St Paul's Cathedral could close without tourism cash

By Jim Wheble
BBC London

Published
Related Topics
image captionThe current St Paul's Cathedral was built between 1675 and 1710 and replaced a previous version destroyed in the Great Fire of London

St Paul's Cathedral may have to close permanently if more regular funding is not found, bosses have warned.

The world-famous London landmark relies almost entirely on tourist income from ticket sales and has seen its finances devastated by the pandemic.

The building's income dropped by 90% in 2020 as it remained shut. There has been a similar fall so far this year.

Dean of St Paul's, the Very Rev Dr David Ison, said "big decisions" were needed for the historic building.

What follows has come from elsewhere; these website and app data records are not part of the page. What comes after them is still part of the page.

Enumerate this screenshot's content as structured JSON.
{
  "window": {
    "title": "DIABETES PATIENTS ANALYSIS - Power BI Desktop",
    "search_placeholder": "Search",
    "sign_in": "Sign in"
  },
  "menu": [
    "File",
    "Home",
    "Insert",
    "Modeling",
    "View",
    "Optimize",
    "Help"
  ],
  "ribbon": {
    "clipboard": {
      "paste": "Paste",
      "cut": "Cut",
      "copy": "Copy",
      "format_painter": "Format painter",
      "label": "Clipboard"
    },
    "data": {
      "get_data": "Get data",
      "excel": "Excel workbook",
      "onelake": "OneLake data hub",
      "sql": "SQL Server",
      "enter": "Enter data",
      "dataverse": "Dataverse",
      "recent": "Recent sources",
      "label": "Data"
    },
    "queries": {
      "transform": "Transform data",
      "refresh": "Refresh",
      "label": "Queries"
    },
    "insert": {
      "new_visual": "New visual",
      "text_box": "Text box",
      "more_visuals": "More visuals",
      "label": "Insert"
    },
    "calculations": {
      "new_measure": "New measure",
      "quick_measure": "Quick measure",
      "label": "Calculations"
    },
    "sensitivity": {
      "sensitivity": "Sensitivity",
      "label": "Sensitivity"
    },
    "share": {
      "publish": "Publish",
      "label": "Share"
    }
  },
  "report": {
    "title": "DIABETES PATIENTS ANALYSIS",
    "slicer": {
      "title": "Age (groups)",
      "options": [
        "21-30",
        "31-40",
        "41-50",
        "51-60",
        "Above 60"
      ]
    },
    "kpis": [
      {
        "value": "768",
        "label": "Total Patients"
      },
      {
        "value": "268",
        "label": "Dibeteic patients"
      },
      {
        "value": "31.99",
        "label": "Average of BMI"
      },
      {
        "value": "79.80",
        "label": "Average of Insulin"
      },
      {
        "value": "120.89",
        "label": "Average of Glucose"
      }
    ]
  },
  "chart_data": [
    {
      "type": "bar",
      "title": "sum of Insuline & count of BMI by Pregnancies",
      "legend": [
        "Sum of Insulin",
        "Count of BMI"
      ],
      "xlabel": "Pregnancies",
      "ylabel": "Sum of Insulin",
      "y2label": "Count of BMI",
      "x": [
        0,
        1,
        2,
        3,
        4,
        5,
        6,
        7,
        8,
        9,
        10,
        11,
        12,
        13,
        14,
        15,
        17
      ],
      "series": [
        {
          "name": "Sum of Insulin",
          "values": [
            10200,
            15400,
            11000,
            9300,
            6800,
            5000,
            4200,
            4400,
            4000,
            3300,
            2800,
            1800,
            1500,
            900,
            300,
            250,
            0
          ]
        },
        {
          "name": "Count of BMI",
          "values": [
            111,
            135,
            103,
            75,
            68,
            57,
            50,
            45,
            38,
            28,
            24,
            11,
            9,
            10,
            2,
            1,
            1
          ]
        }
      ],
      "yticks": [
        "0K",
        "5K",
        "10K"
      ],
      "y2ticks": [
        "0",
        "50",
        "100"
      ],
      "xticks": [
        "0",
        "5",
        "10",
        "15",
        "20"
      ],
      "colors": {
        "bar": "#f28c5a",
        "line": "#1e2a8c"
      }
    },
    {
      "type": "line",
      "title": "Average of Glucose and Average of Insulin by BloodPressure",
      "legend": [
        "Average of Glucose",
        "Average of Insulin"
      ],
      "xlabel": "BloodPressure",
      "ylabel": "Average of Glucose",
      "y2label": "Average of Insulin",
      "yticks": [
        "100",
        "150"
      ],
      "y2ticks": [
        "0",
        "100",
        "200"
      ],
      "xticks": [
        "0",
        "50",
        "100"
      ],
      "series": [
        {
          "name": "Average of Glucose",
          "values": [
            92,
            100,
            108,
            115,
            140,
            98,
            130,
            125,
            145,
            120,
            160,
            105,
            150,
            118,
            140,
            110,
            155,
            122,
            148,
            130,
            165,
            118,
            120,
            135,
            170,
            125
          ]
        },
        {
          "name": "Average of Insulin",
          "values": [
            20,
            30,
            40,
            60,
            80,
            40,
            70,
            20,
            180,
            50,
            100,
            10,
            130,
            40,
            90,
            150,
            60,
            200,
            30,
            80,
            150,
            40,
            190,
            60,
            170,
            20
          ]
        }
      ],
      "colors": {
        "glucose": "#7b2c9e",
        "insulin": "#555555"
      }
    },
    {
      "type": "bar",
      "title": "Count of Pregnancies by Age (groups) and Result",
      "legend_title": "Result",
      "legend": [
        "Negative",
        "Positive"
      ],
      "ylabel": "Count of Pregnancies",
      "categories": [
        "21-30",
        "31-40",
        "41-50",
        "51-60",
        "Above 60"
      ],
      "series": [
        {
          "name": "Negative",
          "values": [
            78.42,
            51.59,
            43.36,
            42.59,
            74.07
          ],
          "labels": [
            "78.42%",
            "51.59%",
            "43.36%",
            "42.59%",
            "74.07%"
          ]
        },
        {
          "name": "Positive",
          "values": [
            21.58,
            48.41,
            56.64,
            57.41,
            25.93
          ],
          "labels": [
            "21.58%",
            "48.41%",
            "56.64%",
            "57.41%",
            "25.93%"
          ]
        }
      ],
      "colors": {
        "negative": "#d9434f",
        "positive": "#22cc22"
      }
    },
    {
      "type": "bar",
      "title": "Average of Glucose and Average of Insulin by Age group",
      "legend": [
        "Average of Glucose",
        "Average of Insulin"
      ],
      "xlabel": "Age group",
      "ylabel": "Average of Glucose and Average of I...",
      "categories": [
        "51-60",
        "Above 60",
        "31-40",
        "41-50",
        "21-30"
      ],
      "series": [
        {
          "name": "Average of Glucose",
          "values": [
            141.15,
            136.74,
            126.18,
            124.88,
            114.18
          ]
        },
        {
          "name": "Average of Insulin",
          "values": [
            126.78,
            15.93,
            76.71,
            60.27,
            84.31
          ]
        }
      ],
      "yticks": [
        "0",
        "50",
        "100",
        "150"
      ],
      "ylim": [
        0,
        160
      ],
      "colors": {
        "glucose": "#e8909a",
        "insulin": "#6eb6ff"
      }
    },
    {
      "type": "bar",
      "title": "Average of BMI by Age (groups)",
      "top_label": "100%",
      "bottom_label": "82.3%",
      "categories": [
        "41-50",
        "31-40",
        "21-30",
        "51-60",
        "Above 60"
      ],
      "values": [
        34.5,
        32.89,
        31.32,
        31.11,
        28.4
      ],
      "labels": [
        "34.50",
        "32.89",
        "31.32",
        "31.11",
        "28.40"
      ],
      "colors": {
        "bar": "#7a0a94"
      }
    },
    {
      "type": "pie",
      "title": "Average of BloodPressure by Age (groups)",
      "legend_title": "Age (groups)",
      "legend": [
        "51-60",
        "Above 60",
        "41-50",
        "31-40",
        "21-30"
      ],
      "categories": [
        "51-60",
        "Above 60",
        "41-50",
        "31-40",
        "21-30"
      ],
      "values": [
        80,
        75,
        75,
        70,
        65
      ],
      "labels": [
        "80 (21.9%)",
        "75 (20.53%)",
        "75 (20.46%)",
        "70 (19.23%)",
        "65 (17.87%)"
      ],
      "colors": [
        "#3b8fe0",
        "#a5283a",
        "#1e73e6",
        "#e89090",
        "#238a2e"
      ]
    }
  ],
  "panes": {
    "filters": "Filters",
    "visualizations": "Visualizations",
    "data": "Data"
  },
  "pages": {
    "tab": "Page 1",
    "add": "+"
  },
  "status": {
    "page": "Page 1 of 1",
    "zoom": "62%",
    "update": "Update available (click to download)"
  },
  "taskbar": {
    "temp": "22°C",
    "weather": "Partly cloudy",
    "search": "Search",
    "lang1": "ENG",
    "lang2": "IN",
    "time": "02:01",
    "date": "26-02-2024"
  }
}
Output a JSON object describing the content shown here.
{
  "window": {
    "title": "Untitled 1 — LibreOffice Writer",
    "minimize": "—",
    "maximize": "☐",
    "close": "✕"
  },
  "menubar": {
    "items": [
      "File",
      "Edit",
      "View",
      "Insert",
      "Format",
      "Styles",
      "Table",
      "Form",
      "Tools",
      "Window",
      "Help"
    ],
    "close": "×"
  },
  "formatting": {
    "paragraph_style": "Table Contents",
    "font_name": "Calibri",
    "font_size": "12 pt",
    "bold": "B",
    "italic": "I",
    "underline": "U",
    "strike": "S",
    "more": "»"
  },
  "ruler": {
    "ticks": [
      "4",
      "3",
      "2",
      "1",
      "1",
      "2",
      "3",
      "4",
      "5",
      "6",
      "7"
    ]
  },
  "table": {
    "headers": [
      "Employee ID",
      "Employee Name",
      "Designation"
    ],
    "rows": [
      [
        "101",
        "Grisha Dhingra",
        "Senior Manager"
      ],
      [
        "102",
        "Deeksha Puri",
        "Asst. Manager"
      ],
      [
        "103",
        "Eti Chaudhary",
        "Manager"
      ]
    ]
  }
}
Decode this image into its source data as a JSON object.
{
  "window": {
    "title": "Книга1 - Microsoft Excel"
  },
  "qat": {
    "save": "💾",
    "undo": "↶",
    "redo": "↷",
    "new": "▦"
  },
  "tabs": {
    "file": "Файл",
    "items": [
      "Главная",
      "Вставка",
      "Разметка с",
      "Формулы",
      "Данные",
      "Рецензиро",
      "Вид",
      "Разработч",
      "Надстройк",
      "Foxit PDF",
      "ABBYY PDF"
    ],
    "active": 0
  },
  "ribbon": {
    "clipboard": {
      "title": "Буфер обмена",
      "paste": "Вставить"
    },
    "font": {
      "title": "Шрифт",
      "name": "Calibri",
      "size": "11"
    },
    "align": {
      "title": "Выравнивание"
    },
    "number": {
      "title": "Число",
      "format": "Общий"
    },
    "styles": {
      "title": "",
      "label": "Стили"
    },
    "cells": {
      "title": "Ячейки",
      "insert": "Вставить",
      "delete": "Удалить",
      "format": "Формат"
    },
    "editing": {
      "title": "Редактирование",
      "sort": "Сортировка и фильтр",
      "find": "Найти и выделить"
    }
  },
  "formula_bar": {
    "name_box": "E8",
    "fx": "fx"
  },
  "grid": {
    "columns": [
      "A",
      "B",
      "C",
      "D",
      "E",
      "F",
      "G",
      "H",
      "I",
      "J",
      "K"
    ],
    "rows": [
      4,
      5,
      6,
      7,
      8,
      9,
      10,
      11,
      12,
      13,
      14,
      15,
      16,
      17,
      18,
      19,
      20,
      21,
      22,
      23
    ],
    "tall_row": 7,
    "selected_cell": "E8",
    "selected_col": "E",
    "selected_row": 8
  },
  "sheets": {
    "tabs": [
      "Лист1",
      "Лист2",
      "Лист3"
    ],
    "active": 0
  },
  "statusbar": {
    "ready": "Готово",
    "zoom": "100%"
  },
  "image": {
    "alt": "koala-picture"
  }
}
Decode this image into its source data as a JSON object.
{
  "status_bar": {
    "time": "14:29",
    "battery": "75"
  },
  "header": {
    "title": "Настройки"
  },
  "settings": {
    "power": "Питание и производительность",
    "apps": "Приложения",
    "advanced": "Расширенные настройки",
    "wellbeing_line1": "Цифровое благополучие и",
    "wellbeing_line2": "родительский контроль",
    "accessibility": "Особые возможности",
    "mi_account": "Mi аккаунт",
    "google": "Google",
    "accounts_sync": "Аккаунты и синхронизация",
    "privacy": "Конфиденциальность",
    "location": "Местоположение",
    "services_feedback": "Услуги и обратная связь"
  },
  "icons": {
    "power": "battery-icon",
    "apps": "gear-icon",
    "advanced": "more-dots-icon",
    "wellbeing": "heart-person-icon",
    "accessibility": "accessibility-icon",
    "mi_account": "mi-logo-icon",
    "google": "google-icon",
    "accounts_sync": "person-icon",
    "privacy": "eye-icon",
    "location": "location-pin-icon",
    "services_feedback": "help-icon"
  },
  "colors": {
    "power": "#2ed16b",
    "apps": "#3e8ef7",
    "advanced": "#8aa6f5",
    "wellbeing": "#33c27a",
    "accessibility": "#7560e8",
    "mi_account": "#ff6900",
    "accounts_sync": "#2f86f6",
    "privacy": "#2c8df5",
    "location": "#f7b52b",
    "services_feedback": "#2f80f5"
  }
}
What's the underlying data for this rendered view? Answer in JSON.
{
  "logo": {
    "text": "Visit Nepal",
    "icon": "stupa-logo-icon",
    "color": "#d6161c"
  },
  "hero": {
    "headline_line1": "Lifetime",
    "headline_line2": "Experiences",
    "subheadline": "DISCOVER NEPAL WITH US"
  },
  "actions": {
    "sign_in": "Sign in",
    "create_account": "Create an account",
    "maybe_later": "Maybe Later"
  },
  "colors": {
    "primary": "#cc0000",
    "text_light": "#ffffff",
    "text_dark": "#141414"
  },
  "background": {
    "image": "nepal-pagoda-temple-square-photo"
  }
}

St Paul's is facing its worst financial crisis in 300 years, according to those who run it.

While it received £3.3m from the government's £1.57bn culture recovery fund, the annual running costs alone amount to £8m per year even after a restructure.

Some also fear visitor numbers will never return to pre-pandemic levels as countries around the world continue to grapple with Covid-19.

Dr Ison said the last year had involved a lot of "crisis management". He is worried about how the building can be future-proofed without being given some ongoing outside assistance.

"If we can't raise the resources to be able to employ the people to look after the building and pay for the heating and lighting, we would have to shut our doors," he said.

Nearly all the cathedral's reserves have been spent and although some staff have been furloughed, a restructure has seen almost 25% made redundant.

image captionThe Vicars Choral has been in existence since the 13th Century

There are fears that the internationally renowned St Paul's Cathedral choir could also be at risk.

Alongside 30 choirboys, it is made up of 12 professional singers who provide the different ranges enabling the choir to sing its repertoire.

Known as the Vicars Choral, the group has been in existence since the 13th Century but the cost of continuing to pay for the adult singers is in question.

Andrew Carwood, St Paul's director of music, said other expenses mean they cannot be funded at the moment.

"We have to plan and it's irresponsible for me not to consider all the options but I'm going to do everything in my power - and I know that the cathedral is here to make sure we find an answer to the problem we face," he said.

Almost all renovation projects at the cathedral have also been shelved.

One critical project which has been cancelled is the replacement of large sections of the 7,000 sq m (75,300 sq ft) lead roof, some of which dates back to the time of Sir Christopher Wren, the architect of the cathedral.

In March 2020, at the same time as when the pandemic hit, a £15m programme of works to replace the ageing lead roof was about to be put out to tender.

But that has been cancelled as the money set aside for the project has been spent to keep the cathedral afloat.

image captionOliver Caroe said the historic building was "rotting"

Oliver Caroe, the surveyor of fabric at St Pauls, said the building was "rotting" and his team currently have to patch things up and seal the gaps, but "there's only so long you can do that for".

"We have collections under these roofs, really precious objects, and there are buckets next to them, covered in plastic because the roof leaks," he explained.

"I think everyone would be shocked if this building ran into trouble. It is in trouble now."

image copyrightGetty Images
image captionAlmost all renovation projects at the cathedral have been shelved

Dr Ison said the Church of England has 16,000 churches and diocese to run and most of its income pays for clergy.

"These heritage buildings belong to all of us and the church has been the custodian for many generations, but the church no longer has the income to do that, it's just spread too thinly.

"We've got some big decisions in our country about our heritage and how we're going to manage that going forward," he said.

More on this story

Related Internet Links

The BBC is not responsible for the content of external sites.